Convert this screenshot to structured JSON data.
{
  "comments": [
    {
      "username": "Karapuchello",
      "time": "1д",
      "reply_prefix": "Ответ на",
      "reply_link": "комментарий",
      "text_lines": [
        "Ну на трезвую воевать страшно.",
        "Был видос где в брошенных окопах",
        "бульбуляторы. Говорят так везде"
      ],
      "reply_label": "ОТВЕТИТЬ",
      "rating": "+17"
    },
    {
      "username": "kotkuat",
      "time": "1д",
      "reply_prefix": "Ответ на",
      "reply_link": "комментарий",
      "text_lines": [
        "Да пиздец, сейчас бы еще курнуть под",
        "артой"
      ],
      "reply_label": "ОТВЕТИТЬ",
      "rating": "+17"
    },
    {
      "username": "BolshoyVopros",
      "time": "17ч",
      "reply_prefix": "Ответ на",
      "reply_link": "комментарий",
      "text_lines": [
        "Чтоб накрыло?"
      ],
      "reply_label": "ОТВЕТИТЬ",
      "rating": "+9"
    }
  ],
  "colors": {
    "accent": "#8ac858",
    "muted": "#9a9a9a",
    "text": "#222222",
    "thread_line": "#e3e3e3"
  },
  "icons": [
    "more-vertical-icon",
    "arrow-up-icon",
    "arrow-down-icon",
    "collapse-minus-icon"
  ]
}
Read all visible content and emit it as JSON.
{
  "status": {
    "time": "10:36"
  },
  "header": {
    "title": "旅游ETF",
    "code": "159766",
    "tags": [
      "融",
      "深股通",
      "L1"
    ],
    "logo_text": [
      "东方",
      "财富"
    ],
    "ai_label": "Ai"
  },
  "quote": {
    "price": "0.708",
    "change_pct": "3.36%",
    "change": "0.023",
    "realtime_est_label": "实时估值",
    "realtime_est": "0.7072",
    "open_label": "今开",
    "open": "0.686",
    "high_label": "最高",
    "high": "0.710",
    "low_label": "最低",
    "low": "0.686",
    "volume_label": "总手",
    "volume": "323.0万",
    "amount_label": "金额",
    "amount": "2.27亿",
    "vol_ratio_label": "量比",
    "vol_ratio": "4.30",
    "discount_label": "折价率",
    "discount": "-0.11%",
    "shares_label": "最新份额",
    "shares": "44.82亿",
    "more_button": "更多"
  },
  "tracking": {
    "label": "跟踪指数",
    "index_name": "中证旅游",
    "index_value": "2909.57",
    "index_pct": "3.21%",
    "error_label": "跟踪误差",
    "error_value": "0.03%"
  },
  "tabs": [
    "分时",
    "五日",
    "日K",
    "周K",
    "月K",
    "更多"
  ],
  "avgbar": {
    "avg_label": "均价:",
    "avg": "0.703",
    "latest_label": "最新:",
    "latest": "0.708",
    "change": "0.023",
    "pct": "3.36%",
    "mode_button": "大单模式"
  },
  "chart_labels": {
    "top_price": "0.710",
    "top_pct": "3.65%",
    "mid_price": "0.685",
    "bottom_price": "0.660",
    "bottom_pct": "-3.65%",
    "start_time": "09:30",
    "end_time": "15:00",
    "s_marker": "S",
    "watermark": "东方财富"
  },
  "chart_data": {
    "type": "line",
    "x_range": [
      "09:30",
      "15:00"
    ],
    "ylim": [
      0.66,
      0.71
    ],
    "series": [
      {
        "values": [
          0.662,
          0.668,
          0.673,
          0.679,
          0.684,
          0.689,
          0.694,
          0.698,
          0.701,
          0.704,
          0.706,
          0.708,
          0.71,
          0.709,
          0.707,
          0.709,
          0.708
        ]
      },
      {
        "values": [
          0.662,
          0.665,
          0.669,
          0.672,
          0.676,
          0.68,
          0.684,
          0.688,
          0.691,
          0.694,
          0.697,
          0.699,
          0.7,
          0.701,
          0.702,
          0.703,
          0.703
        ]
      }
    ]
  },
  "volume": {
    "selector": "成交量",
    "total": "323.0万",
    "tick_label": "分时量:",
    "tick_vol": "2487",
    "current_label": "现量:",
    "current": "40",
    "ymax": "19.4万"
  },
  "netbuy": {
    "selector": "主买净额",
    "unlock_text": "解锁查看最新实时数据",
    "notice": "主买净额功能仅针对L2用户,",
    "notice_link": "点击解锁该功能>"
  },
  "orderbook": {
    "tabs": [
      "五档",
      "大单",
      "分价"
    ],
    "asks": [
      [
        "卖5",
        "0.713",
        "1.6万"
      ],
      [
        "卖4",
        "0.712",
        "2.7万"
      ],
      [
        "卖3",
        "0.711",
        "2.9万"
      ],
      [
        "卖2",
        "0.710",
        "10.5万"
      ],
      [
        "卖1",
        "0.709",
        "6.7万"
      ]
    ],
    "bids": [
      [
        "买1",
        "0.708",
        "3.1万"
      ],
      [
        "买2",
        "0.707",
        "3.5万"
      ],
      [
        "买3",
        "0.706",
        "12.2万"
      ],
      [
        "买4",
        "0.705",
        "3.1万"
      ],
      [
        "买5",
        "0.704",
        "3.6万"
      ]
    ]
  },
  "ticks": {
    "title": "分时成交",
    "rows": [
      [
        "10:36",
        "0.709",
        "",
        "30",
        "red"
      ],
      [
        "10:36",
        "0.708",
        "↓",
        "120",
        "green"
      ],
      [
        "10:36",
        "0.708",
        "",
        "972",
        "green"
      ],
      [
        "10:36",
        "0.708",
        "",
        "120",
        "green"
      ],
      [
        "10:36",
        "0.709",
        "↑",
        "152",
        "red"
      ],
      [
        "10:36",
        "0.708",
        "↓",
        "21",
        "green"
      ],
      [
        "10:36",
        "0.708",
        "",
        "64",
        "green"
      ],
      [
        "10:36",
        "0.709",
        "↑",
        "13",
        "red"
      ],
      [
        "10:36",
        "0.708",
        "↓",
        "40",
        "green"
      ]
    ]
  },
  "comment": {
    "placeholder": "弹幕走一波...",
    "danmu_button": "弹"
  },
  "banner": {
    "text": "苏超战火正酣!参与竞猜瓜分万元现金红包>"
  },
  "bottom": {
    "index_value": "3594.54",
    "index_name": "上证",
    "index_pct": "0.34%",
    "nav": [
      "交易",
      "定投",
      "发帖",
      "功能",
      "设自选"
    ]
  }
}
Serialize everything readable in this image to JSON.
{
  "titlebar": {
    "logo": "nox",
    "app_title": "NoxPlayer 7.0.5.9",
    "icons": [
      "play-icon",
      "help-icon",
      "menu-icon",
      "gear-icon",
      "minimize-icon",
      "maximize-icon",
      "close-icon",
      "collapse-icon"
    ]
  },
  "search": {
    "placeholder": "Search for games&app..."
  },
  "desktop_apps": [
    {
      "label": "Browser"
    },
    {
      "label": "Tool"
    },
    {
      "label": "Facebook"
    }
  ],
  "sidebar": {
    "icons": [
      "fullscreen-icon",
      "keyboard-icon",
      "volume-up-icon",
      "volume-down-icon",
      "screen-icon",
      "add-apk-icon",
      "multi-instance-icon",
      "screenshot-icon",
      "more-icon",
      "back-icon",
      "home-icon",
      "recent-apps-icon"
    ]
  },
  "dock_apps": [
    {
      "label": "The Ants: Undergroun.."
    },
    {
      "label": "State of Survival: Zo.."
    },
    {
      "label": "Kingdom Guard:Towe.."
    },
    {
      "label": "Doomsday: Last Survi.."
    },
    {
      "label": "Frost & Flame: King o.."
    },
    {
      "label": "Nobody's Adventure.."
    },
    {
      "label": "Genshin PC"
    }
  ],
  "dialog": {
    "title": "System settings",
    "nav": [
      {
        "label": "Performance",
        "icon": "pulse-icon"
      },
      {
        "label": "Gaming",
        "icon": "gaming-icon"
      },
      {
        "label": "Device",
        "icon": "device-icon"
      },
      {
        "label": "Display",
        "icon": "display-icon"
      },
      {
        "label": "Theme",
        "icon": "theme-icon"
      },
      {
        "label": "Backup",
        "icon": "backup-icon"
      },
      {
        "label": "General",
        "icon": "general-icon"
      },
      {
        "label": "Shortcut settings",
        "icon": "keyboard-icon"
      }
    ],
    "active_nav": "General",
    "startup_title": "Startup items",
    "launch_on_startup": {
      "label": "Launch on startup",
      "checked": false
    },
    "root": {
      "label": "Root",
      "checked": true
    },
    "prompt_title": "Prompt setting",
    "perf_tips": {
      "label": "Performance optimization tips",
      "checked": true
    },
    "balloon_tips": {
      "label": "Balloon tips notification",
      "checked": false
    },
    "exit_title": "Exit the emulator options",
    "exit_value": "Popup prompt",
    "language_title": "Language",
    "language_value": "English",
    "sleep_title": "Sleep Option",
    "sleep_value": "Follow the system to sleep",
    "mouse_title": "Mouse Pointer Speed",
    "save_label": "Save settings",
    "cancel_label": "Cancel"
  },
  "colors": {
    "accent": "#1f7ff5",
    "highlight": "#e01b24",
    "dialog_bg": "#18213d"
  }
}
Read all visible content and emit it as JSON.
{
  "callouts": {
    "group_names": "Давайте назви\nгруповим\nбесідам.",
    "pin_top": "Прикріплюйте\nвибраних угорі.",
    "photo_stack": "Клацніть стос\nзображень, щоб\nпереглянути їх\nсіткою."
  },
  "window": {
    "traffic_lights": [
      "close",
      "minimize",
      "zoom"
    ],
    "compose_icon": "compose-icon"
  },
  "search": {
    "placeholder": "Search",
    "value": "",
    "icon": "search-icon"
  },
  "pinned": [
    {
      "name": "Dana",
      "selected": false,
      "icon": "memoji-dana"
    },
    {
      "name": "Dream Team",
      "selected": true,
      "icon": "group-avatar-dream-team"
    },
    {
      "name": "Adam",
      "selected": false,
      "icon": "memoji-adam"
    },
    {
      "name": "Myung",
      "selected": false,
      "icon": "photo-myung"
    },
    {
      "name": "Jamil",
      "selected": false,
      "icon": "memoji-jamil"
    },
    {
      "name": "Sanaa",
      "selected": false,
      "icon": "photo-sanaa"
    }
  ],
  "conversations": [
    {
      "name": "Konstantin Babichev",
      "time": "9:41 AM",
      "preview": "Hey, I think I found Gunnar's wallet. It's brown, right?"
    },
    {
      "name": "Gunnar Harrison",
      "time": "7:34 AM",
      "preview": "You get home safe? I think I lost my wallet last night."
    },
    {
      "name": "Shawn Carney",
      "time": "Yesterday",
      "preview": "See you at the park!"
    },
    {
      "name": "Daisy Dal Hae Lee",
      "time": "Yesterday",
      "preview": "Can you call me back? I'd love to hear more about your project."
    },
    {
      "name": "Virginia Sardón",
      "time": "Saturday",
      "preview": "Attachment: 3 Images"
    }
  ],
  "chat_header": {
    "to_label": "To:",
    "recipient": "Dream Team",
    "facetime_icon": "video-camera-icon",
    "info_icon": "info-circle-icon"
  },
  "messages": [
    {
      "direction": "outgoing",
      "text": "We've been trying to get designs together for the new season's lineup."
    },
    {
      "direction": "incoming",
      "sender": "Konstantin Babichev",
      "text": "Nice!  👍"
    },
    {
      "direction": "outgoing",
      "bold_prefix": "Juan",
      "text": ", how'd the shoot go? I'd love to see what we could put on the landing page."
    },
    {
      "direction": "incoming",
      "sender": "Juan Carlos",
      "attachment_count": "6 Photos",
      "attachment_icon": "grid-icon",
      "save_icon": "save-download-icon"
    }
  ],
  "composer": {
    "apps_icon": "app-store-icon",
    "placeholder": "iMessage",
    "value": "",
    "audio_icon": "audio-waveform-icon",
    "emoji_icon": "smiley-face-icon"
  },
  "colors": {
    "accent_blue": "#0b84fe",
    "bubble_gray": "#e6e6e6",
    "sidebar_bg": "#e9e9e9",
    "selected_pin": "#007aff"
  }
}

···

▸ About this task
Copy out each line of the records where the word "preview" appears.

▸ Result below
      "preview": "Hey, I think I found Gunnar's wallet. It's brown, right?"
      "preview": "You get home safe? I think I lost my wallet last night."
      "preview": "See you at the park!"
      "preview": "Can you call me back? I'd love to hear more about your project."
      "preview": "Attachment: 3 Images"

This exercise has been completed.